Symptoms and Types

There are two types of leishmaniasis seen in dogs: visceral and cutaneous.

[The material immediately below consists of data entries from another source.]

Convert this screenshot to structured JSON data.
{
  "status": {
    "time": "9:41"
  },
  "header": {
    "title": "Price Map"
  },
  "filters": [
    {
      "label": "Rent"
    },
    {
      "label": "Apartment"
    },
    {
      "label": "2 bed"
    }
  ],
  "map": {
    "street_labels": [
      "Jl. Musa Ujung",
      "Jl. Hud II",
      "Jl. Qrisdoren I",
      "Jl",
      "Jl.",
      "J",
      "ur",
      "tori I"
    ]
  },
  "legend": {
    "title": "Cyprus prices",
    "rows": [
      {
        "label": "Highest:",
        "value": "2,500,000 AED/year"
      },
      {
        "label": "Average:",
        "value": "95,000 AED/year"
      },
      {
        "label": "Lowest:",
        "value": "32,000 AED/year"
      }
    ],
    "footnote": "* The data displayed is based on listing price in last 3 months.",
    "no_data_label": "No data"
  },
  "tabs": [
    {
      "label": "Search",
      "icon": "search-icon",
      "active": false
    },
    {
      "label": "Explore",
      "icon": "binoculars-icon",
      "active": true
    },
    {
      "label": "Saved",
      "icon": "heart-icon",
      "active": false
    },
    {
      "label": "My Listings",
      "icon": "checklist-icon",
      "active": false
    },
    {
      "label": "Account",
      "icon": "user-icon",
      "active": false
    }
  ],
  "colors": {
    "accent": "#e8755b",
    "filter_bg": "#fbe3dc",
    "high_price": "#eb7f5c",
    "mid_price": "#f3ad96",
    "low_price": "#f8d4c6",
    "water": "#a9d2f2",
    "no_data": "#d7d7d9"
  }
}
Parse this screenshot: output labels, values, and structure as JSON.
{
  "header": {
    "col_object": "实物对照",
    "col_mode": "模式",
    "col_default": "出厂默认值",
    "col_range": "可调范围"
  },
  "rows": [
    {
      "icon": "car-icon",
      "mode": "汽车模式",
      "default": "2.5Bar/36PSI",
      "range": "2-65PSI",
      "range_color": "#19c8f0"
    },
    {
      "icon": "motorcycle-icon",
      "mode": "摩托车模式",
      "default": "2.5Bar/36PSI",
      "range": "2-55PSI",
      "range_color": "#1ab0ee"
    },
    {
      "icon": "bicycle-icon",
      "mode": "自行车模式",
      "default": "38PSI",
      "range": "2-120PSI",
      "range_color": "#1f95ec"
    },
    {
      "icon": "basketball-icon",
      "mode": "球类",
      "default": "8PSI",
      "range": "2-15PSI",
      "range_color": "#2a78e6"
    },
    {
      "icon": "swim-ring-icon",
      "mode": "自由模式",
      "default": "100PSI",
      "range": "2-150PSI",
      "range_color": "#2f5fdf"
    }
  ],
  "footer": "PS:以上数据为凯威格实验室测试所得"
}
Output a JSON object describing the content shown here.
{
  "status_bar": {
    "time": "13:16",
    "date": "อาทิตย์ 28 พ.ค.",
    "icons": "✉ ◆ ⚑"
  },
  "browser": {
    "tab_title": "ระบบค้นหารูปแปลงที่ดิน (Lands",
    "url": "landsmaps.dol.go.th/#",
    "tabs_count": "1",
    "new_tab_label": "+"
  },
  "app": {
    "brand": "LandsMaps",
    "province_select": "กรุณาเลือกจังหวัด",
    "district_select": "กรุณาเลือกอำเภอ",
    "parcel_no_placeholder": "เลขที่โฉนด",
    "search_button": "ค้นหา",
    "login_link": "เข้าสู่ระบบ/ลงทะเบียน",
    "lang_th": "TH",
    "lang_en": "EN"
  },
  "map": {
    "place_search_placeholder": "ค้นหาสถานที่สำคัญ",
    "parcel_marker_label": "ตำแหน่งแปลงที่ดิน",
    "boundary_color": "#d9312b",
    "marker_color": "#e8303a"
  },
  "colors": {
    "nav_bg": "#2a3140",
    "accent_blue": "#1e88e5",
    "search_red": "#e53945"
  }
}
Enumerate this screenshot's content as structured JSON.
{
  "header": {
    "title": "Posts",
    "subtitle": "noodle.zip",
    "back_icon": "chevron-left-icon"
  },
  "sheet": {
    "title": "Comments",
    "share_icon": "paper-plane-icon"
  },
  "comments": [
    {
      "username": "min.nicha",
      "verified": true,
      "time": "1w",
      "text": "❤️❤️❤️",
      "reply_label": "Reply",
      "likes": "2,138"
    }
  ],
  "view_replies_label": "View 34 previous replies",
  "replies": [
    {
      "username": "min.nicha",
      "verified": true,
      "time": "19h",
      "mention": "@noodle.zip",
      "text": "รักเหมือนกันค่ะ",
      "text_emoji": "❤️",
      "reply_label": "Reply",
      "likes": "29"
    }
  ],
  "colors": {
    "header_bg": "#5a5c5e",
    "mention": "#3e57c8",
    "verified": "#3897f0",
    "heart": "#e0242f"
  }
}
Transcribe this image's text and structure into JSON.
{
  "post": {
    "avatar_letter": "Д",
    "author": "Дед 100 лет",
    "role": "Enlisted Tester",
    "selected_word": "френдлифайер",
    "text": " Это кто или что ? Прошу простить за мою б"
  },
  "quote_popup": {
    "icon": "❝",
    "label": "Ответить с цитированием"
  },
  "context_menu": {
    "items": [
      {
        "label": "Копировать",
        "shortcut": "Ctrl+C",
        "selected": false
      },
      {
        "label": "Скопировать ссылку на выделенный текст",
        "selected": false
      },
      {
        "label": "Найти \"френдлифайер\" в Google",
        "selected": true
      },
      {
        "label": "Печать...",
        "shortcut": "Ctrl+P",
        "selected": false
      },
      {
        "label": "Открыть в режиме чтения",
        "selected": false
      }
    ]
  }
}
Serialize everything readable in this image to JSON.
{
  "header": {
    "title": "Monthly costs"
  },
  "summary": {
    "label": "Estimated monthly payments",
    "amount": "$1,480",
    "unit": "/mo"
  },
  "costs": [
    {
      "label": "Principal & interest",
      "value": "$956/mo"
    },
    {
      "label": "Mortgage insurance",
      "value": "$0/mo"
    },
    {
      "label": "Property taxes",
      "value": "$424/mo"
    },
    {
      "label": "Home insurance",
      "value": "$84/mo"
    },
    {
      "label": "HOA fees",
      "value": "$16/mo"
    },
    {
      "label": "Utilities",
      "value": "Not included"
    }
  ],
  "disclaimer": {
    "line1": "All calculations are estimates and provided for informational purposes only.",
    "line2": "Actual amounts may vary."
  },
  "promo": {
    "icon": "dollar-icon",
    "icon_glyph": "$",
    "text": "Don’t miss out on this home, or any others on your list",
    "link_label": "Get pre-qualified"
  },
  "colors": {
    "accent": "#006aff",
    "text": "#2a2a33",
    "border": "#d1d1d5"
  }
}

Each type affect different parts of the dog's body.

Visceral — affects organs of the abdominal cavity

  • Severe weight loss
  • Loss of appetite (anorexia)
  • Diarrhea
  • Tarry feces (less common)
  • Vomiting
  • Nose bleed
  • Exercise intolerance

Cutaneous — affects the skin

  • Hyperkeratosis — most prominent finding; excessive epidermal scaling with thickening, depigmentation (loss of skin color), and chapping of the muzzle and footpads
  • Alopecia — dry, brittle hair coat with symmetrical hair loss
  • Nodules usually develop on the skin surface
  • Intradermal nodules and ulcers may be seen
  • Abnormally long or brittle nails are a specific finding in some patients

Other signs and symptoms associated with leishmaniasis include:

  • Lymphadenopathy — disease of the lymph nodes with skin lesions in 90 percent of cases
  • Emaciation
  • Signs of renal failure — excessive urination, excessive thirst, vomiting possible
  • Neuralgia — painful disorder of the nerves
  • Pain in the joints
  • Inflammation of the muscles
  • Osteolytic lesions — a "punched-out" area with severe bone loss
  • Inflammation of the covering of bones; rare
  • Fever with an enlarged spleen (in about one-third of patients)